■ Required action:
Check each line of the entries for the string "namespace". Report only how many lines have it.

■ Data for this exercise:

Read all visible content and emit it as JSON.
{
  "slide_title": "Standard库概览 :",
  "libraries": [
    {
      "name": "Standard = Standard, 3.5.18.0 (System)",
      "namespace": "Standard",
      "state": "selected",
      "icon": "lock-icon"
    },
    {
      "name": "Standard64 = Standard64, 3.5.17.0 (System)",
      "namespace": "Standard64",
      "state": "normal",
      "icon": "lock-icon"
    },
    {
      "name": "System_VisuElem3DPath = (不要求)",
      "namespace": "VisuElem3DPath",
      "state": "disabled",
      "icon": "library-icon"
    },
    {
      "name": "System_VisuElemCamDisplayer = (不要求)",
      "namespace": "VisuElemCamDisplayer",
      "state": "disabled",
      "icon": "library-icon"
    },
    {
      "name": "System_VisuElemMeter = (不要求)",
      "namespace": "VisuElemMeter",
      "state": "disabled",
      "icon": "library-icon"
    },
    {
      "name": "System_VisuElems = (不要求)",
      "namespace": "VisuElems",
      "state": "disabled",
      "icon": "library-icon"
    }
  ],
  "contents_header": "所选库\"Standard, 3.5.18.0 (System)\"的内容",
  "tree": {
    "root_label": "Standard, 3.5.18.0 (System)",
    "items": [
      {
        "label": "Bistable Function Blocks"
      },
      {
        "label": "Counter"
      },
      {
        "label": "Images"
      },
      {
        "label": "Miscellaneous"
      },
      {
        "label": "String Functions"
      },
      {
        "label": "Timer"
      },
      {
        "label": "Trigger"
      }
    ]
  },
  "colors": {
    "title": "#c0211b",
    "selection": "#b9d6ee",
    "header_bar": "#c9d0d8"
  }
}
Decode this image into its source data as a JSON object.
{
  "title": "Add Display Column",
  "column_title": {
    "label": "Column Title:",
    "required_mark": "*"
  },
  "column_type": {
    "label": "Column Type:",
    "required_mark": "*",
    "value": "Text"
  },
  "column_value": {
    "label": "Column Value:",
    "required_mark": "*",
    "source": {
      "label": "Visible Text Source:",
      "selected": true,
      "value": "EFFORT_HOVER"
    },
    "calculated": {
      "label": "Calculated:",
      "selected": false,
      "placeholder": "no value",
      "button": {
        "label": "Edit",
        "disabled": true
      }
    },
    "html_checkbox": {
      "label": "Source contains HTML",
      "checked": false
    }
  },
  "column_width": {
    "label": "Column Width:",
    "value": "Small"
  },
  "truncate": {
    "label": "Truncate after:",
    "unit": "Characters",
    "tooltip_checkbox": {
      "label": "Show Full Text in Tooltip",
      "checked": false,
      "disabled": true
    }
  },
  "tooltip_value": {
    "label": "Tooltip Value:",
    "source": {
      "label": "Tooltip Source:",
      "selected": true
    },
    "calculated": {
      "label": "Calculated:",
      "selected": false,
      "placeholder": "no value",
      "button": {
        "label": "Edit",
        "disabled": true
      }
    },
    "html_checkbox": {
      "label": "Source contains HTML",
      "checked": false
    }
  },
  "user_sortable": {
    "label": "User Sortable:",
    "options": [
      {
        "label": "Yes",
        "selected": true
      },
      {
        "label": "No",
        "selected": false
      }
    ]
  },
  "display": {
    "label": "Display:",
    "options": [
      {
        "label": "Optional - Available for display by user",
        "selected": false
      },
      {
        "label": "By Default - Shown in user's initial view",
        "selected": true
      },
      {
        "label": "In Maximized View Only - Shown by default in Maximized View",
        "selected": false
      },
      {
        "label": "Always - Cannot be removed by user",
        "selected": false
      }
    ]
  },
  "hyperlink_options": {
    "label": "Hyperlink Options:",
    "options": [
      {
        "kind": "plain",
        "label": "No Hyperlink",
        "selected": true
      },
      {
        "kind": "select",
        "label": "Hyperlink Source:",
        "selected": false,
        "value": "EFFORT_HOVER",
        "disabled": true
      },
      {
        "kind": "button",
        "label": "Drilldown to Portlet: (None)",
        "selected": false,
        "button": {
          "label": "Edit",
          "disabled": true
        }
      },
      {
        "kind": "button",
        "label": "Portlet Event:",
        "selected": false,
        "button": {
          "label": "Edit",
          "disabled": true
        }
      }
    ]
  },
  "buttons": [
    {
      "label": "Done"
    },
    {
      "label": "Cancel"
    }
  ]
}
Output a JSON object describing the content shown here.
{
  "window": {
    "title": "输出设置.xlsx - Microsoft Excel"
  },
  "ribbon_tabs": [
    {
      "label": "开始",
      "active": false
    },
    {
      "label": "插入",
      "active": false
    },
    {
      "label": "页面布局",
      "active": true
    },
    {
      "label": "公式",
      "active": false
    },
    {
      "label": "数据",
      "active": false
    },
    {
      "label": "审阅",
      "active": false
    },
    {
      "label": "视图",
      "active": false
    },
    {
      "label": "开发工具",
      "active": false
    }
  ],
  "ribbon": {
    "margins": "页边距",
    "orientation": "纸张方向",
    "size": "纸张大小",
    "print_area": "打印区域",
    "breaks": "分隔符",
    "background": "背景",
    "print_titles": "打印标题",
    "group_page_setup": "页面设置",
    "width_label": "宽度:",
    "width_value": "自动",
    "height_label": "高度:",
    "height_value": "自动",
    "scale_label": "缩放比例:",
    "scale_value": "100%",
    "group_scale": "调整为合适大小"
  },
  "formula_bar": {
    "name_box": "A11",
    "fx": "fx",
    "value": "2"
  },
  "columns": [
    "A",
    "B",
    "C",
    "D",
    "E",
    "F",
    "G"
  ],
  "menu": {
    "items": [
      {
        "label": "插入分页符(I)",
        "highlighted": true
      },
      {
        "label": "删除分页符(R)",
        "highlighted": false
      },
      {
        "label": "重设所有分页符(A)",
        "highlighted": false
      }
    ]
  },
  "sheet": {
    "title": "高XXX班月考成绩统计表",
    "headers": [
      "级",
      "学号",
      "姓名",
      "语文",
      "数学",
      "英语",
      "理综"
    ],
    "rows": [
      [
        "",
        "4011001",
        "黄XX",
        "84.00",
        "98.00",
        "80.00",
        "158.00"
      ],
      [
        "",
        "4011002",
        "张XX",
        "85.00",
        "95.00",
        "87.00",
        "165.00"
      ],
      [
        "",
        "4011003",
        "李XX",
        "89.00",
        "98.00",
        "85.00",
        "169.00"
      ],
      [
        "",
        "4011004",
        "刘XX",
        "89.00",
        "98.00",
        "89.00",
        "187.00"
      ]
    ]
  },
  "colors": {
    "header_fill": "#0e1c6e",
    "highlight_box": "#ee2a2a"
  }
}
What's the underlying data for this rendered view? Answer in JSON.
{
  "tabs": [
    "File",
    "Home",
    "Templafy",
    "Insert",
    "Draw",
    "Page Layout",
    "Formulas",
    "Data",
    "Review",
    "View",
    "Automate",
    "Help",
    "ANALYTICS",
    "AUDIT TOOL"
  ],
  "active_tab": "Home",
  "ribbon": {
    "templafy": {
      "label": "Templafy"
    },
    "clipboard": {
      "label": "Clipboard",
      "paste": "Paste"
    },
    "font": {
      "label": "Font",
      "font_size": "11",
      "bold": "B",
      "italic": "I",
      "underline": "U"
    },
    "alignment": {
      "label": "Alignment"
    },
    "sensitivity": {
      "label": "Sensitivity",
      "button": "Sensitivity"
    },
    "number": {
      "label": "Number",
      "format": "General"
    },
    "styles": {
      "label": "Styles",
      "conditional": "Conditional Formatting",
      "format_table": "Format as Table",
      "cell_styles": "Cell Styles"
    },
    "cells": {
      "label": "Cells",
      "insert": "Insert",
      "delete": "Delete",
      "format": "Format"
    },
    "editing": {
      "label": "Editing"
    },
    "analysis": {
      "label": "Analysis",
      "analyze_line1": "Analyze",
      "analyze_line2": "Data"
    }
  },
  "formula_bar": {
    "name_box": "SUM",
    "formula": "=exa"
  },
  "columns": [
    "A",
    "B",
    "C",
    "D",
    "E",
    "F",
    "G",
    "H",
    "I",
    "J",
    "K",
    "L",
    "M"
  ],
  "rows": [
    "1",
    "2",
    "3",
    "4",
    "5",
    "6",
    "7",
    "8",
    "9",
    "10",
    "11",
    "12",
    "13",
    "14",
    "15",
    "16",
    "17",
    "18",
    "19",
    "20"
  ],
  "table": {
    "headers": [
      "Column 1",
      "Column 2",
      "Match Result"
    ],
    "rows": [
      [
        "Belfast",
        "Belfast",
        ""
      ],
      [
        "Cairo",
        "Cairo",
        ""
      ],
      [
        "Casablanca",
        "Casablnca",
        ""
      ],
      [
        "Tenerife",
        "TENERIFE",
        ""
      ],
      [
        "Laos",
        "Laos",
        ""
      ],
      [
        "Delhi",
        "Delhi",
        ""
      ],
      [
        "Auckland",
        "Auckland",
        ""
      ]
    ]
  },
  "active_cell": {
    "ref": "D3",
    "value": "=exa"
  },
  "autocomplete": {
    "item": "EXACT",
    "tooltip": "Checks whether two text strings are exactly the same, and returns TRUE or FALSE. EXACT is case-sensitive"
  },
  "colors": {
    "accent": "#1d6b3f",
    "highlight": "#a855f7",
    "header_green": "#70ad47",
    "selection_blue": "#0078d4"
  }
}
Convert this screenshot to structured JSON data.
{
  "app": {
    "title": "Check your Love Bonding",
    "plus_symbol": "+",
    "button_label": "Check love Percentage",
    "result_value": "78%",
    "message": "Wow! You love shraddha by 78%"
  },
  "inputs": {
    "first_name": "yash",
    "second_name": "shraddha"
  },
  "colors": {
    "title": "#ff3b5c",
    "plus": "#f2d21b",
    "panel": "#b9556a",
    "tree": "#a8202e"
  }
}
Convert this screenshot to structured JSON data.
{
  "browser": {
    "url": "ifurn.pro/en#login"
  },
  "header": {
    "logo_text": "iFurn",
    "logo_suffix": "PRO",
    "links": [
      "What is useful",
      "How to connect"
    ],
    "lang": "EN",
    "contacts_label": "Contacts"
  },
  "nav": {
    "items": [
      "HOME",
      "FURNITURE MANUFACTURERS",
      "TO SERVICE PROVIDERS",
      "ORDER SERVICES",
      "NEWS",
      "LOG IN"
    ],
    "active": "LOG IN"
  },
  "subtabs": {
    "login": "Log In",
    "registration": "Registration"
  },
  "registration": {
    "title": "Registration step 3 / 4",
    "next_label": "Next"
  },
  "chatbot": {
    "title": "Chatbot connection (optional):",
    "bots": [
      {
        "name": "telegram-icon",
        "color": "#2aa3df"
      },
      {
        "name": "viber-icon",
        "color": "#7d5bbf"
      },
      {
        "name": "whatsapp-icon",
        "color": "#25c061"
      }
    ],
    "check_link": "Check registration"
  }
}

■ Exercise answer:
6